Luxury brands are looking for discreet ways to get rid of unsold inventory while protecting the elite reputation of their name.
Sales of luxury items are starting to cool this year after posting gains in a post-pandemic recovery. Today, retailers are stuck with tons of unsold inventory with little option to get rid of it.
Bain & Company estimates that the luxury sector recorded a 15% increase in sales in 2022 at constant exchange rates. However, sales began to cool late last year and the growth rate this year is expected to be about half that, the Wall Street Journal reported.
Online luxury goods seller MyTheresa told the outlet that the company had experienced “the worst market conditions since 2008” and that it had 44% more inventory at the end of last quarter compared to the previous year.
About 13% of all luxury goods are currently sold by value through these off-price outlets, up from 5% a decade ago.Emanuele Cremaschi/Getty
Demand for high-end watches is also declining. In November, Cartier owner Richemont reported a 3% decline in watch sales in the first half of the year. In America, sales fell 17%. Bloomberg cited high interest rates and fears of recession as reasons for the declining demand.
Without resorting to steep markdowns that could tarnish perceptions of their brands’ exclusivity, or literally burning unsold clothing, something the EU banned this year, luxury retailers have few options.
Some brands are turning to off-price outlets, which are usually located far from major fashion centers. About 13% of all luxury goods are now sold by value through these outlets, up from about 5% a decade ago, the Journal reported, citing Bain estimates.

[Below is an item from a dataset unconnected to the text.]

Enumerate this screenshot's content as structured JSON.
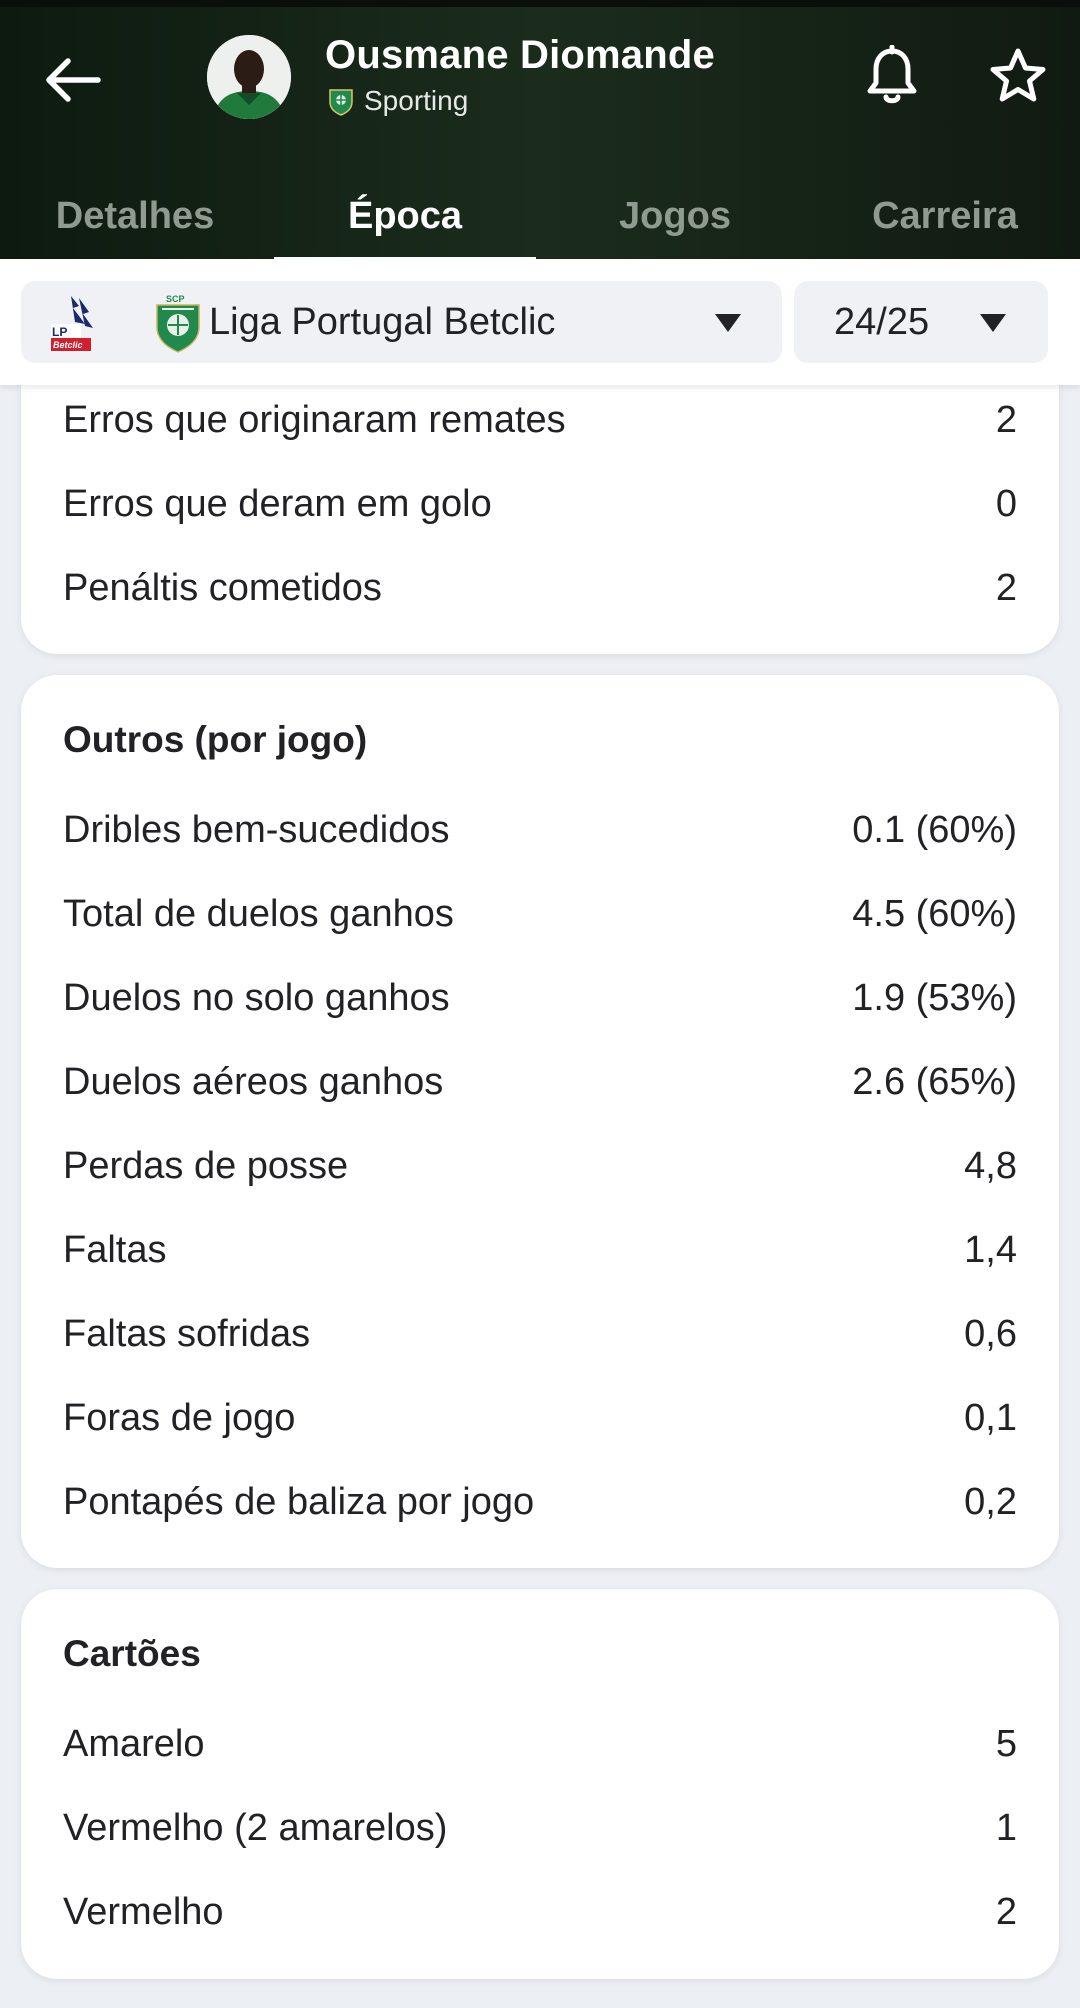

Other brands have turned to unofficial resellers who exploit price differences between regions – buying goods at one price in Europe and then selling them at a higher price in Asia. One retailer told The Journal that brands have been calling resellers directly to offer inventory in recent months.
Source : themessenger.com